Darius told me "a Gaiwan is an ancient tea making tool". 
I had never seen one before.

 Tranquility

Silver Needle tea is very delicate and subtle in taste
with a pale color.  A tranquil, cup indeed.

 Flower Bouquet

My second flight was Flower Bouquet, a green tea. 

This tea is hand-tied into a heart bundle. 
It is also from Fuding, Fujan, China.

 Flowering Tea

Flower Bouquet tea is steeped in a glass tea pot. 
As it steeps, the leaves unfold and
a beautiful red hibiscus flower is revealed. 
It's magical!

It had a light Jasmin note and I enjoyed it.

 Mochi

Besides tea, Teance also has wonderful treats,
 like Japanese Mochi handmade locally.

I enjoyed a Pumpkin & Lima Bean Mochi along with my tea tasting.
It was beautiful with its edible flowers and
so much better than store bought Mochi. 

 Matcha

My third flight was Matcha.

Teance's Matcha is from Uji, Japan from Koyama En,
the most prestigious matcha company in Japan.

I was most excited to try Matcha green powdered tea
since I had never tried it before. 

 Tea Ceremony Whisk

Matcha is considered to be the healthiest of teas
because you are drinking all the leaves
 which are milled into a fine powder.

Matcha is prepared with a bamboo tea whisk.

I loved watching Darius make my cup. 

 Matcha

Matcha is like no other tea I have ever tasted. 

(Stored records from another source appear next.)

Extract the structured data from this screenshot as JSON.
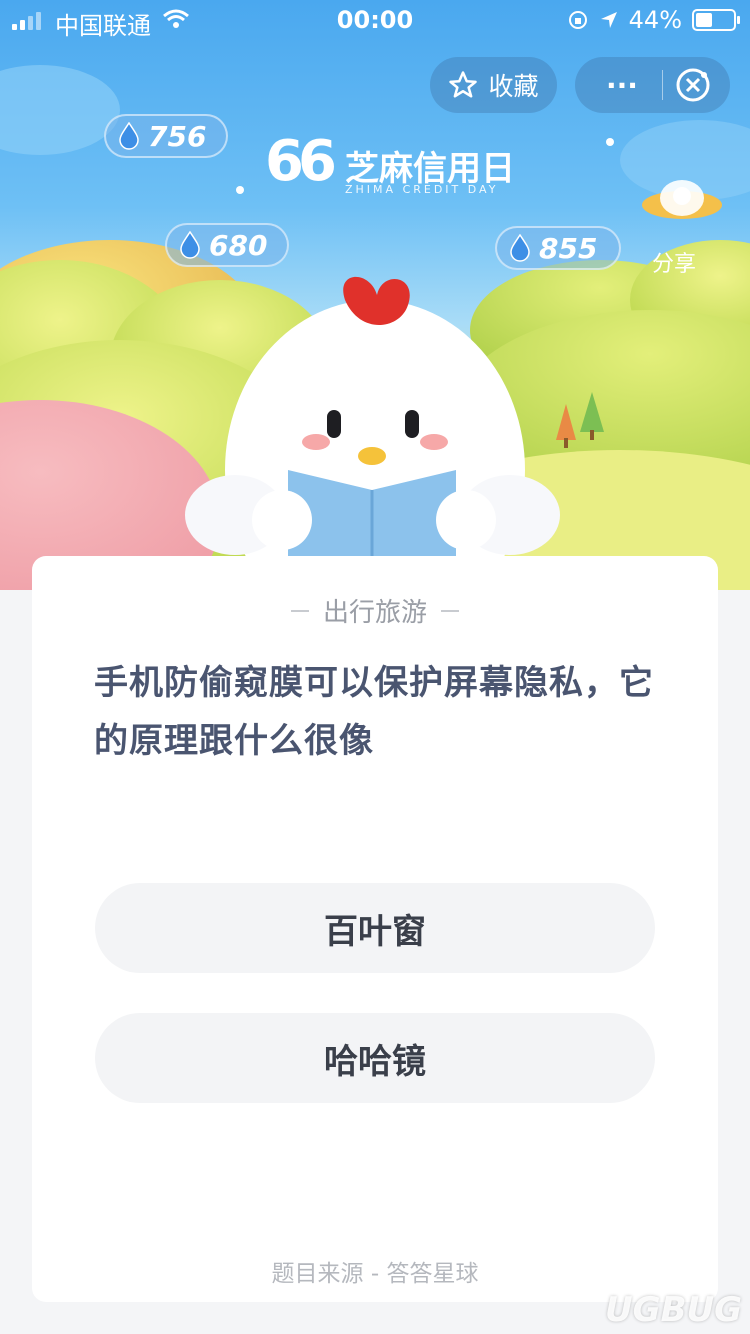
{
  "status_bar": {
    "carrier": "中国联通",
    "time": "00:00",
    "battery": "44%"
  },
  "header": {
    "favorite_label": "收藏",
    "more_label": "···",
    "share_label": "分享"
  },
  "logo": {
    "number": "66",
    "name": "芝麻信用日",
    "subtitle": "ZHIMA CREDIT DAY"
  },
  "scores": [
    "756",
    "680",
    "855"
  ],
  "quiz": {
    "category": "出行旅游",
    "question": "手机防偷窥膜可以保护屏幕隐私，它的原理跟什么很像",
    "options": [
      "百叶窗",
      "哈哈镜"
    ],
    "source": "题目来源 - 答答星球"
  },
  "watermark": "UGBUG",
  "colors": {
    "sky": "#4aa8ef",
    "question_text": "#4a5570",
    "option_bg": "#f3f4f6",
    "chick_comb": "#e0312b",
    "book": "#8cc2ec"
  }
}
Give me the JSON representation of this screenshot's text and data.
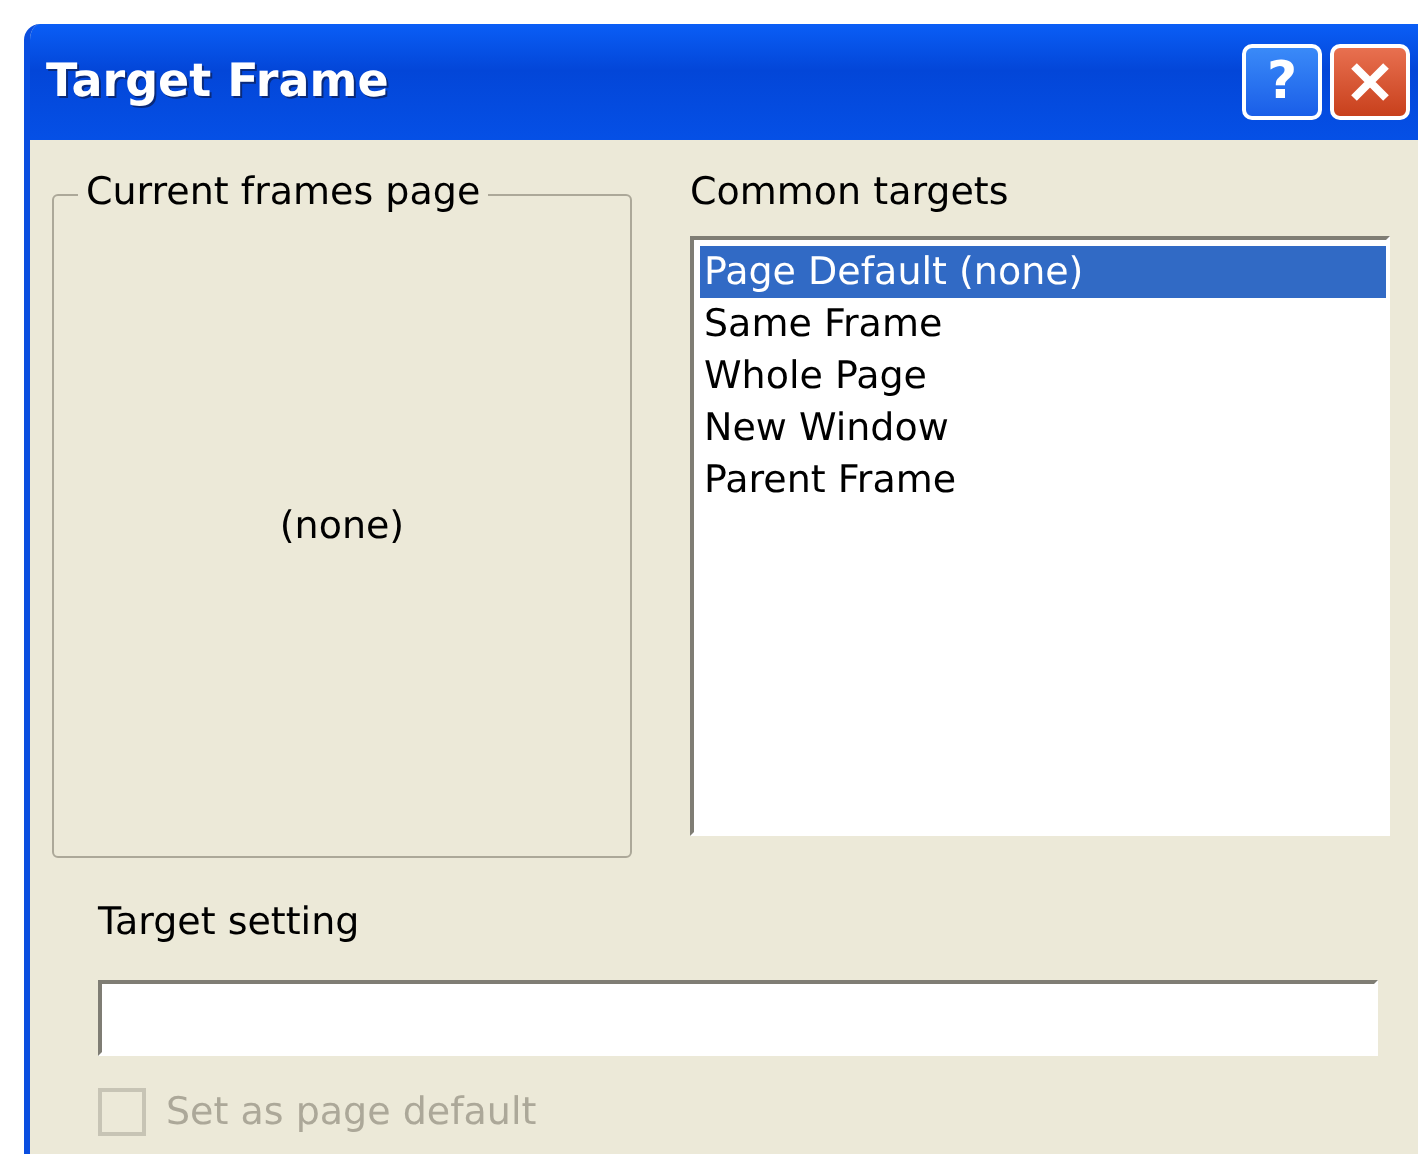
{
  "window": {
    "title": "Target Frame",
    "buttons": [
      {
        "kind": "help",
        "label": "?"
      },
      {
        "kind": "close"
      }
    ]
  },
  "current_frames_page": {
    "title": "Current frames page",
    "content": "(none)"
  },
  "common_targets": {
    "label": "Common targets",
    "items": [
      {
        "label": "Page Default (none)",
        "selected": true
      },
      {
        "label": "Same Frame",
        "selected": false
      },
      {
        "label": "Whole Page",
        "selected": false
      },
      {
        "label": "New Window",
        "selected": false
      },
      {
        "label": "Parent Frame",
        "selected": false
      }
    ]
  },
  "target_setting": {
    "label": "Target setting"
  },
  "set_as_page_default": {
    "label": "Set as page default",
    "checked": false,
    "disabled": true
  }
}
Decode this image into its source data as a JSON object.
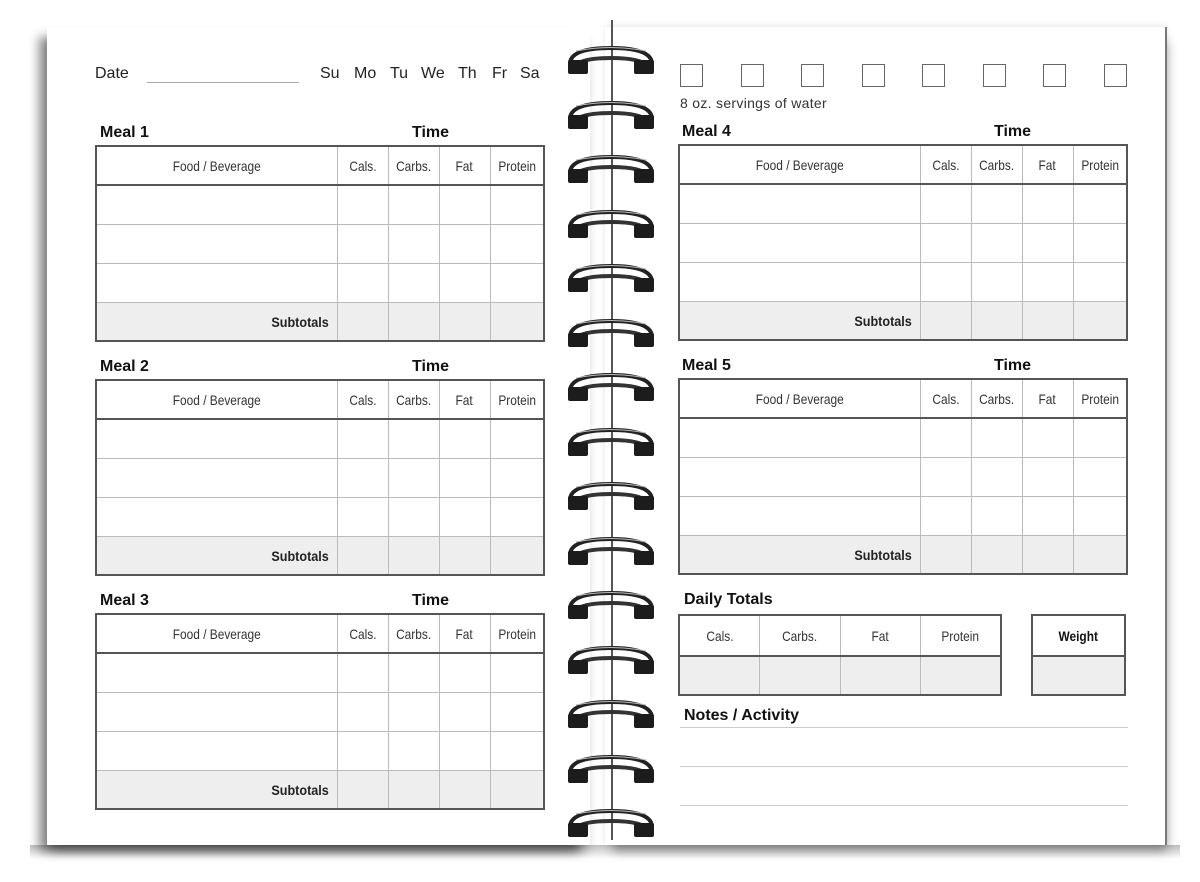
{
  "header": {
    "date_label": "Date",
    "date_value": "",
    "days": [
      "Su",
      "Mo",
      "Tu",
      "We",
      "Th",
      "Fr",
      "Sa"
    ]
  },
  "water": {
    "box_count": 8,
    "checked": [
      false,
      false,
      false,
      false,
      false,
      false,
      false,
      false
    ],
    "label": "8 oz. servings of water"
  },
  "columns": {
    "food": "Food / Beverage",
    "cals": "Cals.",
    "carbs": "Carbs.",
    "fat": "Fat",
    "protein": "Protein"
  },
  "time_label": "Time",
  "subtotals_label": "Subtotals",
  "meals": [
    {
      "title": "Meal 1",
      "time": "",
      "rows": [
        [
          "",
          "",
          "",
          "",
          ""
        ],
        [
          "",
          "",
          "",
          "",
          ""
        ],
        [
          "",
          "",
          "",
          "",
          ""
        ]
      ],
      "subtotals": [
        "",
        "",
        "",
        ""
      ]
    },
    {
      "title": "Meal 2",
      "time": "",
      "rows": [
        [
          "",
          "",
          "",
          "",
          ""
        ],
        [
          "",
          "",
          "",
          "",
          ""
        ],
        [
          "",
          "",
          "",
          "",
          ""
        ]
      ],
      "subtotals": [
        "",
        "",
        "",
        ""
      ]
    },
    {
      "title": "Meal 3",
      "time": "",
      "rows": [
        [
          "",
          "",
          "",
          "",
          ""
        ],
        [
          "",
          "",
          "",
          "",
          ""
        ],
        [
          "",
          "",
          "",
          "",
          ""
        ]
      ],
      "subtotals": [
        "",
        "",
        "",
        ""
      ]
    },
    {
      "title": "Meal 4",
      "time": "",
      "rows": [
        [
          "",
          "",
          "",
          "",
          ""
        ],
        [
          "",
          "",
          "",
          "",
          ""
        ],
        [
          "",
          "",
          "",
          "",
          ""
        ]
      ],
      "subtotals": [
        "",
        "",
        "",
        ""
      ]
    },
    {
      "title": "Meal 5",
      "time": "",
      "rows": [
        [
          "",
          "",
          "",
          "",
          ""
        ],
        [
          "",
          "",
          "",
          "",
          ""
        ],
        [
          "",
          "",
          "",
          "",
          ""
        ]
      ],
      "subtotals": [
        "",
        "",
        "",
        ""
      ]
    }
  ],
  "daily_totals": {
    "title": "Daily Totals",
    "headers": [
      "Cals.",
      "Carbs.",
      "Fat",
      "Protein"
    ],
    "values": [
      "",
      "",
      "",
      ""
    ]
  },
  "weight": {
    "label": "Weight",
    "value": ""
  },
  "notes": {
    "title": "Notes / Activity",
    "lines": [
      "",
      "",
      ""
    ]
  }
}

It is thick and frothy.  Matcha has a stronger green tea flavor and
I think one probably has to acquire a taste for it. 
I plan on doing just that so I can enjoy the health benefits of drinking Matcha.

The Great Wall of Tea

I'm so glad I took a break from shopping around Fourth Street
and enjoyed a break at the Tea Bar at Teance. 

It was a wonderful and relaxing experience. 
Thank you Darius for teaching me more about the world of tea.

I highly recommend Teance Fine Teas

If you can't get to Berkeley,
 they have an online store and Tea Subscriptions, too!

Monday, October 3, 2011

Only at Macy's

 Karl Lagerfeld for Impulse

I love designer collaborations with main street department stores. 

I think designer extraordinaire Karl Lagerfeld's
collaboration with Macy's is probably the best one yet!

Karl Lagerfeld is one of the world's greatest fashion legends. 

Today, he is probably best known as
Chief Designer at the house of Chanel
but he wears many hats!

 A Little Black Dress

If you've ever wanted to own a little black dress by Chanel...
here's your chance.  While this is not a Chanel dress,
I just can't help but see Coco's influence in this design by Karl. 

This chic black dress is available in-store and online in the
Karl Lagerfeld for Impulse collection at Macy's. 
It's a limited edition collection.

I saw Karl's collection at my local Macy's a few days ago
and the racks still have good stock. 
Surprisingly, I don't think many fashionistas know about this collection yet. 

While the dress looks nice on the rack,
it's gorgeous on a beautiful model...

 What Would Coco Think?

Ooh,la,la...

I can't help but wonder...
what would Coco think?


(Model photograph from Macy's)

Tuesday, September 27, 2011

Truly Great Scones

 Tea & Scone, please!

  I've been searching for a truly great scone recipe...
like the scones I've had in England. 

British Style Scones

Whether at a fancy hotel tea or an adorable tea and cake shop...
scones always taste better in England. 

Some scones are dense and some are lighter. 
One thing is certain...
load them up with clotted cream and jam and
they're always delicious!

 Proper Scone Height

On my trip to England in May,
I had some of the best scones I've ever had. 
Ever since that trip,  I've been on a mission to find a truly great scone recipe
to make British-style scones at home. 

I'm happy to report that I've found a truly great scone recipe from, Delia Smith.  
Delia is the UK"s best-selling cookery author so I knew her scone recipe would be good. 

The best tip I learned from Delia is to roll the scone dough out to 1 inch thickness. 
 According to Delia "this is the secret of well-risen scones.  Measure it if you're not sure." 

So I followed Delia's recipe (to a tee), measured my dough and ended up
with truly great scones!

Truly Great Scones

I love Delia's recipe
taken from her book Delia's How to Cook,  Book Two (1999).
 Luckily for you, you can find it on her website Delia Online

I just call them Truly Great Scones! 


(In the photos:  Emma Bridgewater Union Jack tea pot, plate, mug and comport.  Sabre Toile spreader.)